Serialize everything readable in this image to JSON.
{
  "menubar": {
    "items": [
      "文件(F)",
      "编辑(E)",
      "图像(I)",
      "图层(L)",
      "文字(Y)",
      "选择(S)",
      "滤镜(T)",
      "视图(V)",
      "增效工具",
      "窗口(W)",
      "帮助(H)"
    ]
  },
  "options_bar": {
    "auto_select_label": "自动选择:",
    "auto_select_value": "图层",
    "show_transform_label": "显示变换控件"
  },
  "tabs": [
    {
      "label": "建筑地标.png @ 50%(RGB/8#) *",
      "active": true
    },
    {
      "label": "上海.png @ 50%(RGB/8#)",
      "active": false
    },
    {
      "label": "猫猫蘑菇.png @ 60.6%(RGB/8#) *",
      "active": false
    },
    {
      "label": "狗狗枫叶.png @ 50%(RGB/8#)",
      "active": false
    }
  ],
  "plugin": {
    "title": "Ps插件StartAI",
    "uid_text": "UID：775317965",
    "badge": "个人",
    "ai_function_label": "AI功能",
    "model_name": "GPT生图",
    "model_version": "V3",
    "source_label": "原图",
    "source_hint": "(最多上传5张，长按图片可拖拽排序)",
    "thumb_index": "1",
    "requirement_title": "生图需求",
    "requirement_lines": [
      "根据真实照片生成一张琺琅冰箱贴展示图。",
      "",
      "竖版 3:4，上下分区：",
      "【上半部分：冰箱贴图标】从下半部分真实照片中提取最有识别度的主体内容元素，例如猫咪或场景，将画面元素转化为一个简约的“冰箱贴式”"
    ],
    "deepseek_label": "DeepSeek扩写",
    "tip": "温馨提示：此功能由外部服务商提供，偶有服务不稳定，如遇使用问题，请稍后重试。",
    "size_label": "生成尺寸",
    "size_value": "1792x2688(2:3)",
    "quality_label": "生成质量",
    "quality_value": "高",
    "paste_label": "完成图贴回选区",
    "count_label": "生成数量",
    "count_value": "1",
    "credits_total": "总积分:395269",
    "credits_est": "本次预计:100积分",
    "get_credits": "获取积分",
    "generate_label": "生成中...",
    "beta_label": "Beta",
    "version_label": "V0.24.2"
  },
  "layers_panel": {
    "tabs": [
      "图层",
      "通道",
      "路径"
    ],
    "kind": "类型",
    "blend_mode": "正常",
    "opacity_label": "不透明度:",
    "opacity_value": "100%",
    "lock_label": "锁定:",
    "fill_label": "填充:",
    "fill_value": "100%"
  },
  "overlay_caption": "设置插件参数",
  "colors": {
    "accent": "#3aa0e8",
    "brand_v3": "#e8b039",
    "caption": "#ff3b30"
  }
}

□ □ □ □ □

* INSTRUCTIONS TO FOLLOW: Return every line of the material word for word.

* RESPONSE AREA:
Serialize everything readable in this image to JSON.
{
  "menubar": {
    "items": [
      "文件(F)",
      "编辑(E)",
      "图像(I)",
      "图层(L)",
      "文字(Y)",
      "选择(S)",
      "滤镜(T)",
      "视图(V)",
      "增效工具",
      "窗口(W)",
      "帮助(H)"
    ]
  },
  "options_bar": {
    "auto_select_label": "自动选择:",
    "auto_select_value": "图层",
    "show_transform_label": "显示变换控件"
  },
  "tabs": [
    {
      "label": "建筑地标.png @ 50%(RGB/8#) *",
      "active": true
    },
    {
      "label": "上海.png @ 50%(RGB/8#)",
      "active": false
    },
    {
      "label": "猫猫蘑菇.png @ 60.6%(RGB/8#) *",
      "active": false
    },
    {
      "label": "狗狗枫叶.png @ 50%(RGB/8#)",
      "active": false
    }
  ],
  "plugin": {
    "title": "Ps插件StartAI",
    "uid_text": "UID：775317965",
    "badge": "个人",
    "ai_function_label": "AI功能",
    "model_name": "GPT生图",
    "model_version": "V3",
    "source_label": "原图",
    "source_hint": "(最多上传5张，长按图片可拖拽排序)",
    "thumb_index": "1",
    "requirement_title": "生图需求",
    "requirement_lines": [
      "根据真实照片生成一张琺琅冰箱贴展示图。",
      "",
      "竖版 3:4，上下分区：",
      "【上半部分：冰箱贴图标】从下半部分真实照片中提取最有识别度的主体内容元素，例如猫咪或场景，将画面元素转化为一个简约的“冰箱贴式”"
    ],
    "deepseek_label": "DeepSeek扩写",
    "tip": "温馨提示：此功能由外部服务商提供，偶有服务不稳定，如遇使用问题，请稍后重试。",
    "size_label": "生成尺寸",
    "size_value": "1792x2688(2:3)",
    "quality_label": "生成质量",
    "quality_value": "高",
    "paste_label": "完成图贴回选区",
    "count_label": "生成数量",
    "count_value": "1",
    "credits_total": "总积分:395269",
    "credits_est": "本次预计:100积分",
    "get_credits": "获取积分",
    "generate_label": "生成中...",
    "beta_label": "Beta",
    "version_label": "V0.24.2"
  },
  "layers_panel": {
    "tabs": [
      "图层",
      "通道",
      "路径"
    ],
    "kind": "类型",
    "blend_mode": "正常",
    "opacity_label": "不透明度:",
    "opacity_value": "100%",
    "lock_label": "锁定:",
    "fill_label": "填充:",
    "fill_value": "100%"
  },
  "overlay_caption": "设置插件参数",
  "colors": {
    "accent": "#3aa0e8",
    "brand_v3": "#e8b039",
    "caption": "#ff3b30"
  }
}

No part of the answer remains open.